DIRECTIONS: Your task is to find every line of the data that holds the string "message" and copy it.

** Opening DATA TO EXAMINE block **

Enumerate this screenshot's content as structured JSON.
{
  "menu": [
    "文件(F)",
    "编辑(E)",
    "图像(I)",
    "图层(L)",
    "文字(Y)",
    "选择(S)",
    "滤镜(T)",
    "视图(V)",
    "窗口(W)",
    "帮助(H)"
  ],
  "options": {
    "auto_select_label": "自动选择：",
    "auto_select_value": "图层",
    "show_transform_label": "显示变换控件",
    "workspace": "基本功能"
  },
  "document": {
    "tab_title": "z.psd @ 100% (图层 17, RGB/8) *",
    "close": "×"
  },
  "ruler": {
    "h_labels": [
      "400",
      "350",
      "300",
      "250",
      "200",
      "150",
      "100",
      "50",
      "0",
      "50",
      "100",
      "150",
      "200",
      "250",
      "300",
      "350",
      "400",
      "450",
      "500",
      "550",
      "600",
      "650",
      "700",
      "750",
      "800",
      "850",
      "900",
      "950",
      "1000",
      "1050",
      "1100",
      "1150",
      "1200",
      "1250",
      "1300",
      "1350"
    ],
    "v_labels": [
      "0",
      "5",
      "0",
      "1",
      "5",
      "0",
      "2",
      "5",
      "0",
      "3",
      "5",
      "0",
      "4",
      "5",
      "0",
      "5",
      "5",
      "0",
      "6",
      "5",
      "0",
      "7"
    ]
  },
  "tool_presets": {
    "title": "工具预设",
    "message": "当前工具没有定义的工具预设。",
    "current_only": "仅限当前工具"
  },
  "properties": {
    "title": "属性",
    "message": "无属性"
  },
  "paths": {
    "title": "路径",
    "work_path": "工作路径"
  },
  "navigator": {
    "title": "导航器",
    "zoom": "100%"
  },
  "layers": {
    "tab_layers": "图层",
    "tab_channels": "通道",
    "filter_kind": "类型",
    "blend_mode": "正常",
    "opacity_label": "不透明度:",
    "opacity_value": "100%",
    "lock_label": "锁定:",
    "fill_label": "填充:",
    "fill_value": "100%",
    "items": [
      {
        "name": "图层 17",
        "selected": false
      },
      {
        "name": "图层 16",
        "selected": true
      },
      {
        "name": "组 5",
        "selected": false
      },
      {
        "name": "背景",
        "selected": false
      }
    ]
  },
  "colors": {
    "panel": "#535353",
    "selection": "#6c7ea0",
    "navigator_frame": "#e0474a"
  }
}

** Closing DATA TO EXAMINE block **

RESPONSE FOR THIS EXERCISE:
    "message": "当前工具没有定义的工具预设。",
    "message": "无属性"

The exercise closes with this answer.